* _AIM OF THE TASK_: Go line by line through the data and copy those with the word "title".

━━━━━━

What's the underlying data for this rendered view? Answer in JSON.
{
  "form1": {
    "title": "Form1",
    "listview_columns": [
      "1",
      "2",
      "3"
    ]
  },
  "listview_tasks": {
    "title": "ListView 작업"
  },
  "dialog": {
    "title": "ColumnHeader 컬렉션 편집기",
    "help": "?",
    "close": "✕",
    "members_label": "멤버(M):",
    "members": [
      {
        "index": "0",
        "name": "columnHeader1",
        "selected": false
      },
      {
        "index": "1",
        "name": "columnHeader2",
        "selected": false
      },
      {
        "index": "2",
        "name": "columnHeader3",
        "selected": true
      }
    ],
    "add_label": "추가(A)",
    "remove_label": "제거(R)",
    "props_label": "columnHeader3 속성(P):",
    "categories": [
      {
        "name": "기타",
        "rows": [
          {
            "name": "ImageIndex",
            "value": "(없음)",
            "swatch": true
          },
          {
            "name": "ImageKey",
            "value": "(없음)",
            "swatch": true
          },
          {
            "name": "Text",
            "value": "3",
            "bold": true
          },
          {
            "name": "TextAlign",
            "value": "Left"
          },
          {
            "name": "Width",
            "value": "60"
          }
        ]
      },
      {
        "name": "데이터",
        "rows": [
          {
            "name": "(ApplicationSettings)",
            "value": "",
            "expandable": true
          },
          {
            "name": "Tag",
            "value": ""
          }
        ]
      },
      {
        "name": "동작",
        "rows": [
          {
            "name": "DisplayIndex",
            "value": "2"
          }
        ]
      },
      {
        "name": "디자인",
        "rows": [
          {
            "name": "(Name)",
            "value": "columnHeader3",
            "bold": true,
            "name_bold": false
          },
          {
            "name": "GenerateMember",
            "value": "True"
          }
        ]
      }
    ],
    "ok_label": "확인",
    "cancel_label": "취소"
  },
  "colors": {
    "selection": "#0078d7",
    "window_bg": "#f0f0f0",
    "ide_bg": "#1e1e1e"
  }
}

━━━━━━

* _SOLUTION FOR THIS EXERCISE_:
    "title": "Form1",
    "title": "ListView 작업"
    "title": "ColumnHeader 컬렉션 편집기",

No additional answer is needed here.